Freewriting can be used as a formal or informal technique to get short, concise ideas on to paper. More commonly used as a pre-writing task, it can also be used for those times when you're getting stuck mid-writing. Think of it as a "jam" for writing: a process constrained by time, aimed at stimulating creativity and overcome mental obstacles. In this case, the content produced is secondary to the process: it will be very rare to produce the works of Shakespeare from a single, isolated freewriting task!
Personally, this wasn't a new phenomena to me, : the previous writing workshops I'd attended preached the message of freewriting for getting past "writer's block" and self-apathy. It can help to make writing feel more natural for those who struggle with that formidable blank screen. But most workshops expect you to "do" without any constraints: I find the instruction "write for five minutes on anything you want" more challenging than "write for five minutes on x topic." I felt so positive from this experience in the workshop that I wanted to try something for Games for Studies.
Announcing, the Five-Minute Freewrite! (Or, FMF for short.)
The rules are:
Highlight a problem or topic, set a timer for five minutes, and write.
The problem should focus on a games-related topic: whether it's based on work you're doing at the moment, a social issue, or a question you want answered.
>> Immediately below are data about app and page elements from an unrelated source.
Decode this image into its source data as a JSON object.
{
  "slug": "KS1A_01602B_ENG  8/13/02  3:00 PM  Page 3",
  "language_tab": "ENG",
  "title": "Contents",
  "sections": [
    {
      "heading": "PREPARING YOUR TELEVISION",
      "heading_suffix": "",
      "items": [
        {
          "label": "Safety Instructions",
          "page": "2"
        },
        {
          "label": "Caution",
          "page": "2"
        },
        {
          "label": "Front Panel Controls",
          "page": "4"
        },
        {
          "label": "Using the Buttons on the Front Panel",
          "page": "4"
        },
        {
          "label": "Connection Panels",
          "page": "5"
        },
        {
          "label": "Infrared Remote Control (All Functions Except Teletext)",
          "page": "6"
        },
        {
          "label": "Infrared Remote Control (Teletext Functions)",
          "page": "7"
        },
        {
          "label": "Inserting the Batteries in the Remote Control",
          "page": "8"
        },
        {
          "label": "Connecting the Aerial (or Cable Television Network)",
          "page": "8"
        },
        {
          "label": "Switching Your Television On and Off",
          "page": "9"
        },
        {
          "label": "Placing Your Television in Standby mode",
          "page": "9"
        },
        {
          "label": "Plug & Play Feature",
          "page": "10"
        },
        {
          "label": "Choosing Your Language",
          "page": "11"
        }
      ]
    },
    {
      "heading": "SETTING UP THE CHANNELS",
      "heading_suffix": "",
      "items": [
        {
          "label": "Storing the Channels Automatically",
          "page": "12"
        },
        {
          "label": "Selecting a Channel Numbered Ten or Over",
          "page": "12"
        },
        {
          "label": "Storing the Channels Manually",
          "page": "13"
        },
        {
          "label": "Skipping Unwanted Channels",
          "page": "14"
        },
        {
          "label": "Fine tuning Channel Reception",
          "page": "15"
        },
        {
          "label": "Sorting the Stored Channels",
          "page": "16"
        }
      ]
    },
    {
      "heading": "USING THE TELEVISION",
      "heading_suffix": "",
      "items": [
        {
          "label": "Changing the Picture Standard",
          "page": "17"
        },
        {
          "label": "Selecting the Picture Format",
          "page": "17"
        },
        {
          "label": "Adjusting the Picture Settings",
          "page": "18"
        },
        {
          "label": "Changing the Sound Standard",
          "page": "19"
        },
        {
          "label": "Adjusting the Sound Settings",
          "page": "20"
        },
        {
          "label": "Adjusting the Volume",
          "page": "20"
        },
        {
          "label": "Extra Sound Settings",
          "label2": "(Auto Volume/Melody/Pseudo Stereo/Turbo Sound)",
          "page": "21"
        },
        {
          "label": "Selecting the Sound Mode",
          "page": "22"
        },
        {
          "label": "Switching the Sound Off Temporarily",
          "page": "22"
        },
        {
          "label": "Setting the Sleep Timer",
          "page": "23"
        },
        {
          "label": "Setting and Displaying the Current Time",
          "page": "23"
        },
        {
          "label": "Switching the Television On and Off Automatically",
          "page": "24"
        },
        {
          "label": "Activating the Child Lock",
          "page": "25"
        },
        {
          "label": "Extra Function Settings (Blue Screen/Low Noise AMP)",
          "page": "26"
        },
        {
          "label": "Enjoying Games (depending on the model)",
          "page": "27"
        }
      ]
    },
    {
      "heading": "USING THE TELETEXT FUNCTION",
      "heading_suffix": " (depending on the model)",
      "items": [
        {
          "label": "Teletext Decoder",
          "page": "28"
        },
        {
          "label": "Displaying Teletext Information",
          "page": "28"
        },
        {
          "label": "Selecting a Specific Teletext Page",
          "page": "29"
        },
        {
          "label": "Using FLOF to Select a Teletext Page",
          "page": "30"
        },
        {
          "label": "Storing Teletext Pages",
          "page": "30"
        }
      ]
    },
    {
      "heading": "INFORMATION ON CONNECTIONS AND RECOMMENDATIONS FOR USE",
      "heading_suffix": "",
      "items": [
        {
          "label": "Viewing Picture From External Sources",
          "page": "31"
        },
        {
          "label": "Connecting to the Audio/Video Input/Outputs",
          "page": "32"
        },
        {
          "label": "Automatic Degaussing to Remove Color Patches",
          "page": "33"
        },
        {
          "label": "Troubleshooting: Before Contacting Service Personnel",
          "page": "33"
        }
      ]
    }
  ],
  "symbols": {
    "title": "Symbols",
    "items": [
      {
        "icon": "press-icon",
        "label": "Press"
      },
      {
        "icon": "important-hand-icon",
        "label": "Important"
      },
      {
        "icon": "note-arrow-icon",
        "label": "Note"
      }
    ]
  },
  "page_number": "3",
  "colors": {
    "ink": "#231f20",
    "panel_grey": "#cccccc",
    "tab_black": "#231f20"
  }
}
Games for Studies will provide an example topic each month (at the bottom of the page): feel free to follow it, or to write to your own problem!
You can write this physically or type, it's entirely up to you.
All I ask is that you send me what you've written to be shown on the Games for Studies website. There are no length/word limits or peer-reviews: it's a bit of fun (that, hopefully, will stimulate discussion)!
Once five minutes are over, stop.
Stop mid-sentence; stop mid-word. Think about this as prototyping a discussion. Don't be too focused on spelling and grammar as you write: it's an unwanted distraction!
All posts will be made anonymously by default.
I appreciate that sharing rough work may be intimidating for some, and I don't want that to be a barrier for participation (conversely, if you want to waive anonymity, let me know!)
Deadlines for FMF will be the final day of every month.
Any submissions past the deadline date will be carried forward to the next publication of FMF!
Submissions will be published on the 5th of the next month, every month.
All submissions should be sent to Andrew.Reid@GCU.ac.uk with the subject heading "FMF Submission".
FMF is open to everyone, irrespective of your background: whether you're in games or not; whether you're a veteran or a student of your practice; whether you write daily or have not written in years. FMF wants to be an inclusive, non-judgmental interaction across community borders.